Now it was raining again. Barrett shrugged himself to his feet in the quick, easy gesture that cost him an infinite amount of carefully concealed agony, and shuffled to the door of his hut. Rain made him impatient:. the pounding of those great greasy drops against the corrugated tin roof was enough even to drive a Jim Barrett loony. He nudged the door open. Standing in the doorway, Barrett looked out over his kingdom.

Barren rock, nearly to the horizon. A shield of raw dolomite going on and on. Raindrops danced and bounced on that continental slab of rock. No trees. No grass. Behind Barrett’s hut lay the sea, gray and vast. The sky was gray too, even when it wasn’t raining.

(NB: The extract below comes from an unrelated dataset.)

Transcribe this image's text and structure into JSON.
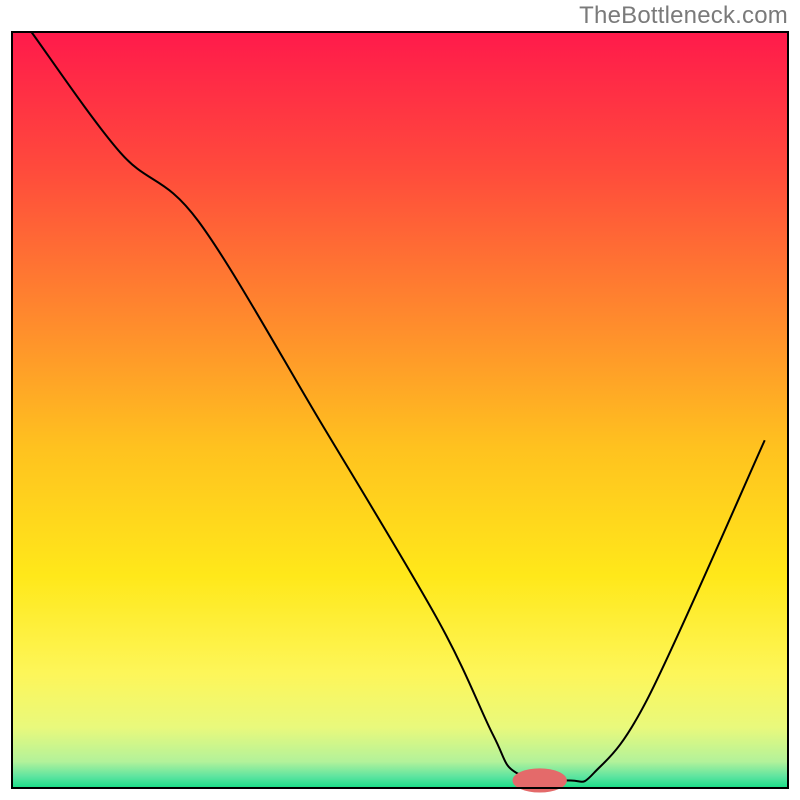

He hobbled out into the rain. Manipulating his crutch was getting to be a simple matter for him now. He leaned comfortably, letting his crushed left foot dangle. A rockslide had pinned him last year during a trip to the edge of the Inland Sea. Back home, Barrett would have been fitted with prosthetics and that would have been the end of it: a new ankle, a new instep, refurbished ligaments and tendons. But home was a billion years away, and home there’s no returning. (Continue Reading…)

EP342: Certus Per Bellum


Certus per Bellum (Decided by War)

By S. Hutson Blount

“It’s quiet outside,” Nohaile said, trying to find a comfortable way to sit in his armor suit. “Are you sure it’s started?””It’ll get plenty loud,” said the girl. She was armored only in a ratty sweatshirt and a patched bib coverall. She’d entered the bunker
with a vest and some sensible-looking boots, but promptly removed them. Her bare feet made her look about twelve years old. “For right
now,” she continued after some rapid two-thumb typing on her hand console, “we got time to kill.”

“Miz Bamboo, do you think we can win?” Nohaile had a matching helmet to go with his armor. He felt foolish either leaving it off or putting it on, so it worried in his hands.

The girl laughed a little. It didn’t reach her eyes. “There’s no ‘miz.’ Bamboo is my handle, not my name.”

“I’m sorry.”

“No worries. And yeah, we can win. The other guy hired cheap.”

Bamboo kept looking at the display on her console, checking through her seemingly-infinite pockets and producing unidentifiable items to
inspect and disappear again. Everything she carried seemed dirty but functional.

Nohaile looked down at his shiny armor suit and was ashamed.

“So, when do I get the story?” Bamboo asked. (Continue Reading…)